"I made this proposal ... as a gesture for the pope and for all Christians," Castro said Sunday. The emphasis was on gesture - don't expect Christmas to come in 1998, added the Cuban leader; this is a once-off. What's more, many of the island's workers won't even notice, because not everyone will be allowed to spend December 25 at home with the kids. The Labor Ministry is expected to divide the holiday haves from the have-nots within the next few days. Perhaps Castro is perfect for the role of Scrooge, after all.
HAVANA: It could be that Fidel Castro is auditioning for the role of a reformed Ebenezer Scrooge, who wakes from his troubled sleep with time left to spread the holiday spirit. It's more likely, however, that he just wants to impress Pope John Paul II, who at the end of January becomes the first pontiff ever to visit this Caribbean island.

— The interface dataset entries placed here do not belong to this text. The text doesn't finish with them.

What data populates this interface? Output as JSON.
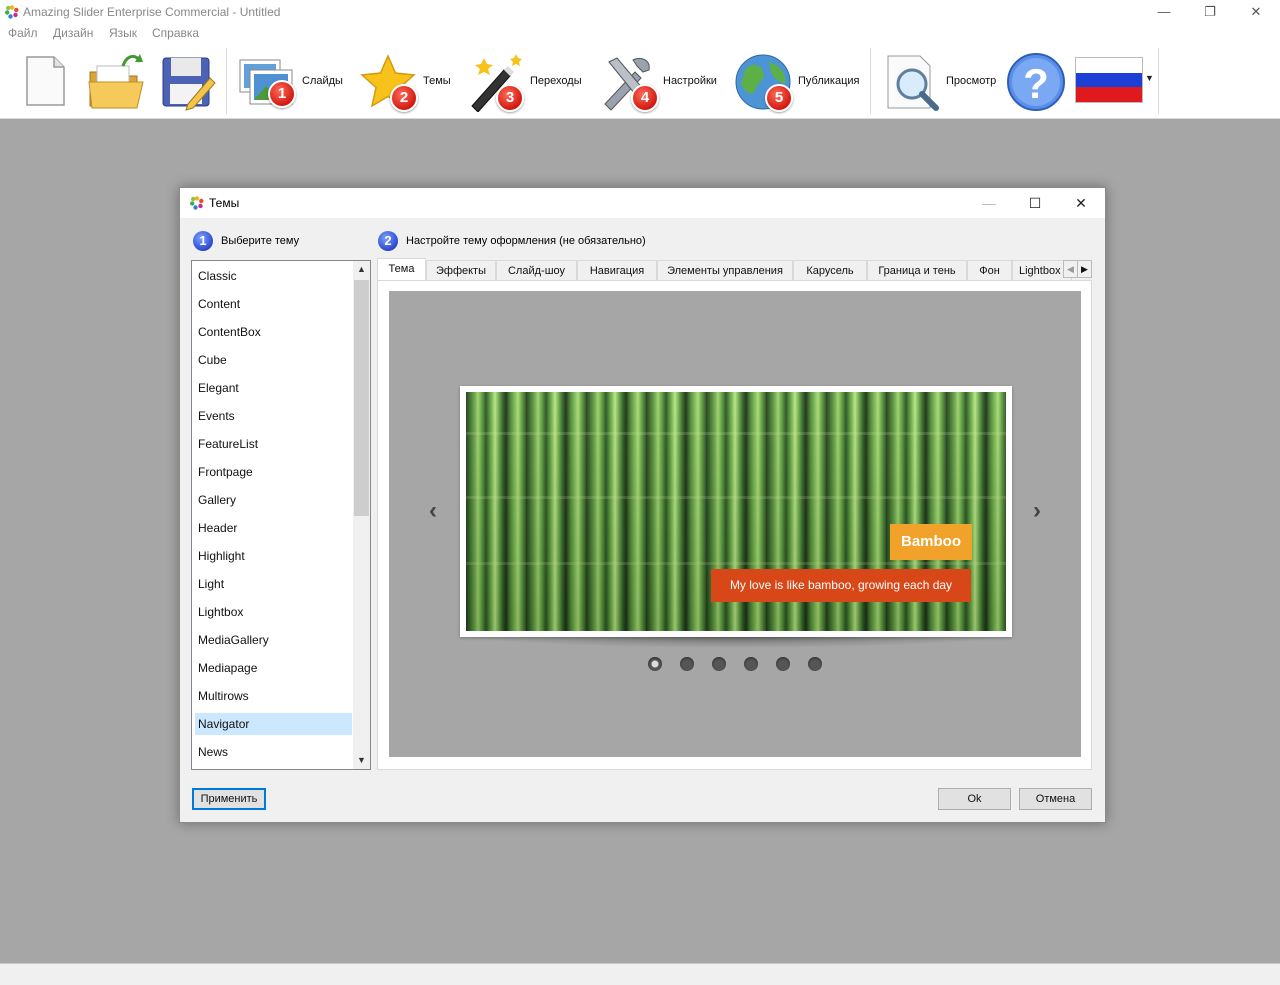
{
  "app": {
    "title": "Amazing Slider Enterprise Commercial - Untitled",
    "menu": [
      "Файл",
      "Дизайн",
      "Язык",
      "Справка"
    ]
  },
  "toolbar": {
    "slides_label": "Слайды",
    "themes_label": "Темы",
    "transitions_label": "Переходы",
    "settings_label": "Настройки",
    "publish_label": "Публикация",
    "preview_label": "Просмотр",
    "badges": [
      "1",
      "2",
      "3",
      "4",
      "5"
    ]
  },
  "dialog": {
    "title": "Темы",
    "step1_num": "1",
    "step1_label": "Выберите тему",
    "step2_num": "2",
    "step2_label": "Настройте тему оформления (не обязательно)",
    "themes": [
      "Classic",
      "Content",
      "ContentBox",
      "Cube",
      "Elegant",
      "Events",
      "FeatureList",
      "Frontpage",
      "Gallery",
      "Header",
      "Highlight",
      "Light",
      "Lightbox",
      "MediaGallery",
      "Mediapage",
      "Multirows",
      "Navigator",
      "News"
    ],
    "selected_theme": "Navigator",
    "tabs": [
      "Тема",
      "Эффекты",
      "Слайд-шоу",
      "Навигация",
      "Элементы управления",
      "Карусель",
      "Граница и тень",
      "Фон",
      "Lightbox"
    ],
    "active_tab": "Тема",
    "preview": {
      "caption_title": "Bamboo",
      "caption_text": "My love is like bamboo, growing each day",
      "bullet_count": 6,
      "active_bullet": 1
    },
    "apply_label": "Применить",
    "ok_label": "Ok",
    "cancel_label": "Отмена"
  }
}
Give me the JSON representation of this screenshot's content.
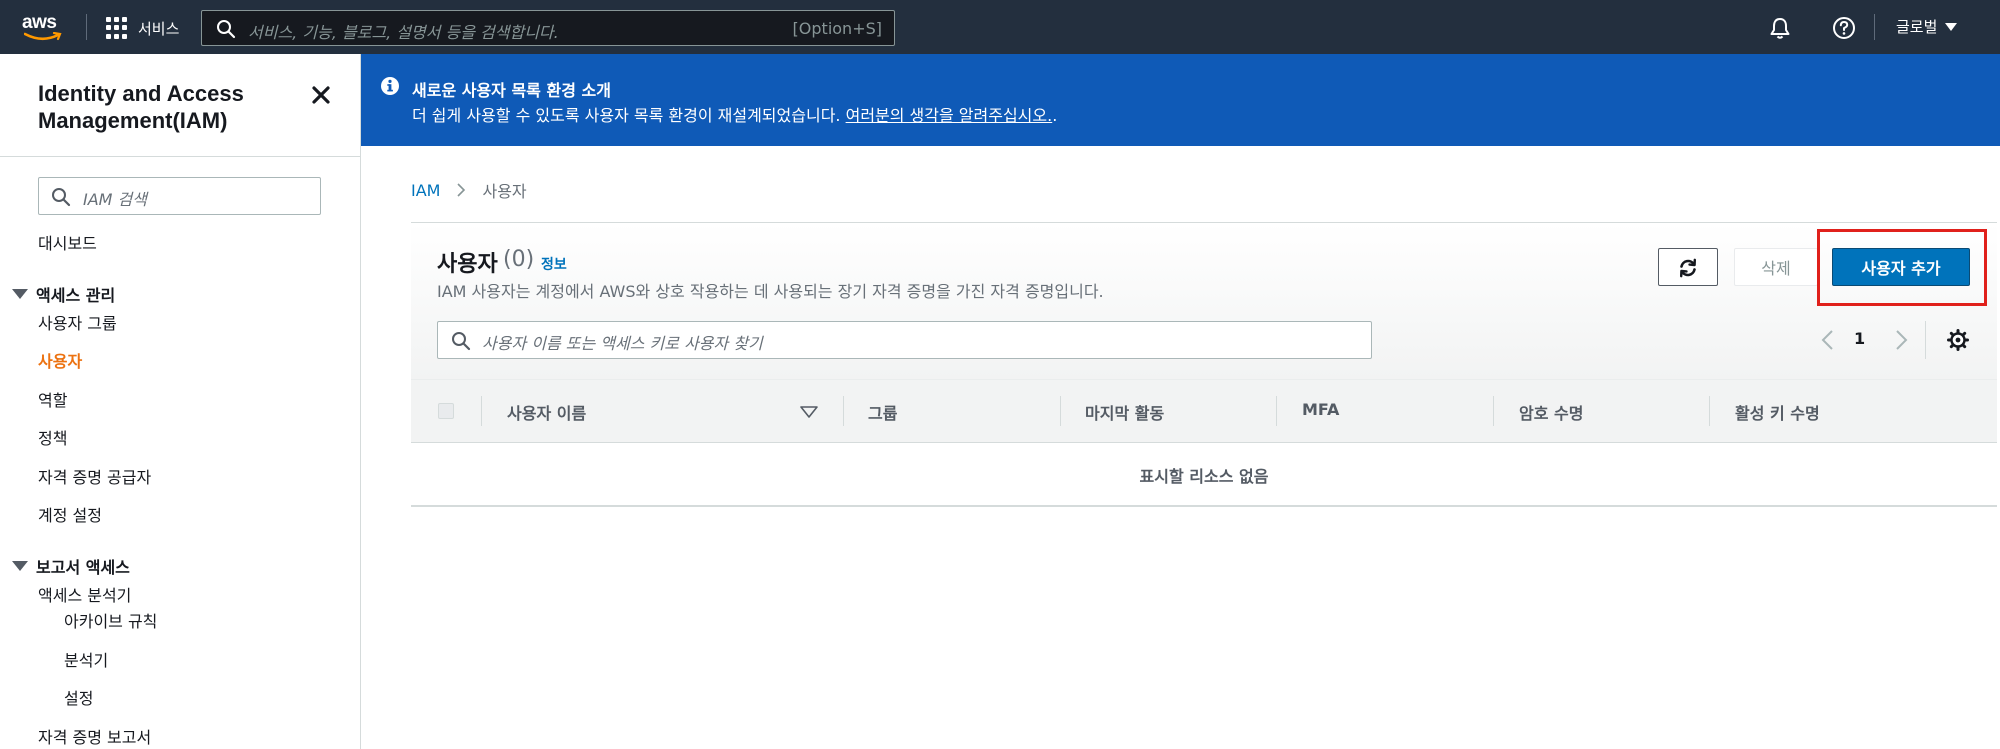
{
  "topnav": {
    "logo_text": "aws",
    "services_label": "서비스",
    "search_placeholder": "서비스, 기능, 블로그, 설명서 등을 검색합니다.",
    "search_shortcut": "[Option+S]",
    "region_label": "글로벌",
    "bg_color": "#232f3e"
  },
  "sidebar": {
    "title": "Identity and Access Management(IAM)",
    "search_placeholder": "IAM 검색",
    "dashboard": "대시보드",
    "sections": [
      {
        "label": "액세스 관리",
        "items": [
          "사용자 그룹",
          "사용자",
          "역할",
          "정책",
          "자격 증명 공급자",
          "계정 설정"
        ],
        "active": "사용자"
      },
      {
        "label": "보고서 액세스",
        "items": [
          "액세스 분석기",
          "아카이브 규칙",
          "분석기",
          "설정",
          "자격 증명 보고서"
        ]
      }
    ],
    "active_color": "#ec7211"
  },
  "banner": {
    "title": "새로운 사용자 목록 환경 소개",
    "text": "더 쉽게 사용할 수 있도록 사용자 목록 환경이 재설계되었습니다. ",
    "link": "여러분의 생각을 알려주십시오.",
    "link_suffix": ".",
    "bg_color": "#0f5ab7"
  },
  "breadcrumb": {
    "root": "IAM",
    "current": "사용자"
  },
  "users_panel": {
    "title": "사용자",
    "count": "(0)",
    "info_label": "정보",
    "description": "IAM 사용자는 계정에서 AWS와 상호 작용하는 데 사용되는 장기 자격 증명을 가진 자격 증명입니다.",
    "delete_label": "삭제",
    "add_user_label": "사용자 추가",
    "filter_placeholder": "사용자 이름 또는 액세스 키로 사용자 찾기",
    "page": "1",
    "columns": [
      "사용자 이름",
      "그룹",
      "마지막 활동",
      "MFA",
      "암호 수명",
      "활성 키 수명"
    ],
    "empty_message": "표시할 리소스 없음",
    "primary_color": "#0073bb",
    "highlight_color": "#e0201b"
  },
  "icons": [
    "search-icon",
    "grid-icon",
    "bell-icon",
    "help-icon",
    "caret-down-icon",
    "close-icon",
    "info-icon",
    "chevron-right-icon",
    "refresh-icon",
    "chevron-left-icon",
    "gear-icon",
    "sort-down-icon"
  ]
}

That's the thinking behind Castro's unprecedented decision to make Christmas an official holiday in Cuba this year.